[Supplied material Boundary: Start]

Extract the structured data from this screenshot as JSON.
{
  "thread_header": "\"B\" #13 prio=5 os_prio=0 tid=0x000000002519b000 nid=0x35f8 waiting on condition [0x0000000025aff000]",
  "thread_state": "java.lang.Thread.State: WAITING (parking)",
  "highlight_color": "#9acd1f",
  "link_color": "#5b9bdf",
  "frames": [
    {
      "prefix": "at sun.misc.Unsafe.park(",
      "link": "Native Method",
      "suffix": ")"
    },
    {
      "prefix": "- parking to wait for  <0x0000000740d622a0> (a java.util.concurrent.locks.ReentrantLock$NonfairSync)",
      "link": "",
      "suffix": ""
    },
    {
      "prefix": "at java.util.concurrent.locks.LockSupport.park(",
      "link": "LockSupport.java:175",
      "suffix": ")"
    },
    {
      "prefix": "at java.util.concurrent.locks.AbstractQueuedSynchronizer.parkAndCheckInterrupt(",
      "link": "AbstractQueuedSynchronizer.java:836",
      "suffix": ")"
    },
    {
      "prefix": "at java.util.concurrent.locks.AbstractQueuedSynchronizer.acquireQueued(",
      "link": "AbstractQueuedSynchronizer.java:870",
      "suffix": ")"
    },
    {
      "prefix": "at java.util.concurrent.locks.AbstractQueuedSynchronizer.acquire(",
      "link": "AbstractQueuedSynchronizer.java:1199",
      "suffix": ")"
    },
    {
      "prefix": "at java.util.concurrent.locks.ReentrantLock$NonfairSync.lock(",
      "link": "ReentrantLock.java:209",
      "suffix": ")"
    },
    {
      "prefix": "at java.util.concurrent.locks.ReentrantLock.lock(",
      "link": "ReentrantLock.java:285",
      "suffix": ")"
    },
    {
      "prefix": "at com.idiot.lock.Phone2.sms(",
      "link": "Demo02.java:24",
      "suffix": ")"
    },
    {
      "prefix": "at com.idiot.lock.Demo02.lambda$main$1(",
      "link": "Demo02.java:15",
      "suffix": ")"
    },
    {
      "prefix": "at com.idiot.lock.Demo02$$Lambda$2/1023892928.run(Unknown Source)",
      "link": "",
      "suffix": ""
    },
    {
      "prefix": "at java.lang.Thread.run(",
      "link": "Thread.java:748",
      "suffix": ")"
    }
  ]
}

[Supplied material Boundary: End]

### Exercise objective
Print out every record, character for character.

### The completed task
Extract the structured data from this screenshot as JSON.
{
  "thread_header": "\"B\" #13 prio=5 os_prio=0 tid=0x000000002519b000 nid=0x35f8 waiting on condition [0x0000000025aff000]",
  "thread_state": "java.lang.Thread.State: WAITING (parking)",
  "highlight_color": "#9acd1f",
  "link_color": "#5b9bdf",
  "frames": [
    {
      "prefix": "at sun.misc.Unsafe.park(",
      "link": "Native Method",
      "suffix": ")"
    },
    {
      "prefix": "- parking to wait for  <0x0000000740d622a0> (a java.util.concurrent.locks.ReentrantLock$NonfairSync)",
      "link": "",
      "suffix": ""
    },
    {
      "prefix": "at java.util.concurrent.locks.LockSupport.park(",
      "link": "LockSupport.java:175",
      "suffix": ")"
    },
    {
      "prefix": "at java.util.concurrent.locks.AbstractQueuedSynchronizer.parkAndCheckInterrupt(",
      "link": "AbstractQueuedSynchronizer.java:836",
      "suffix": ")"
    },
    {
      "prefix": "at java.util.concurrent.locks.AbstractQueuedSynchronizer.acquireQueued(",
      "link": "AbstractQueuedSynchronizer.java:870",
      "suffix": ")"
    },
    {
      "prefix": "at java.util.concurrent.locks.AbstractQueuedSynchronizer.acquire(",
      "link": "AbstractQueuedSynchronizer.java:1199",
      "suffix": ")"
    },
    {
      "prefix": "at java.util.concurrent.locks.ReentrantLock$NonfairSync.lock(",
      "link": "ReentrantLock.java:209",
      "suffix": ")"
    },
    {
      "prefix": "at java.util.concurrent.locks.ReentrantLock.lock(",
      "link": "ReentrantLock.java:285",
      "suffix": ")"
    },
    {
      "prefix": "at com.idiot.lock.Phone2.sms(",
      "link": "Demo02.java:24",
      "suffix": ")"
    },
    {
      "prefix": "at com.idiot.lock.Demo02.lambda$main$1(",
      "link": "Demo02.java:15",
      "suffix": ")"
    },
    {
      "prefix": "at com.idiot.lock.Demo02$$Lambda$2/1023892928.run(Unknown Source)",
      "link": "",
      "suffix": ""
    },
    {
      "prefix": "at java.lang.Thread.run(",
      "link": "Thread.java:748",
      "suffix": ")"
    }
  ]
}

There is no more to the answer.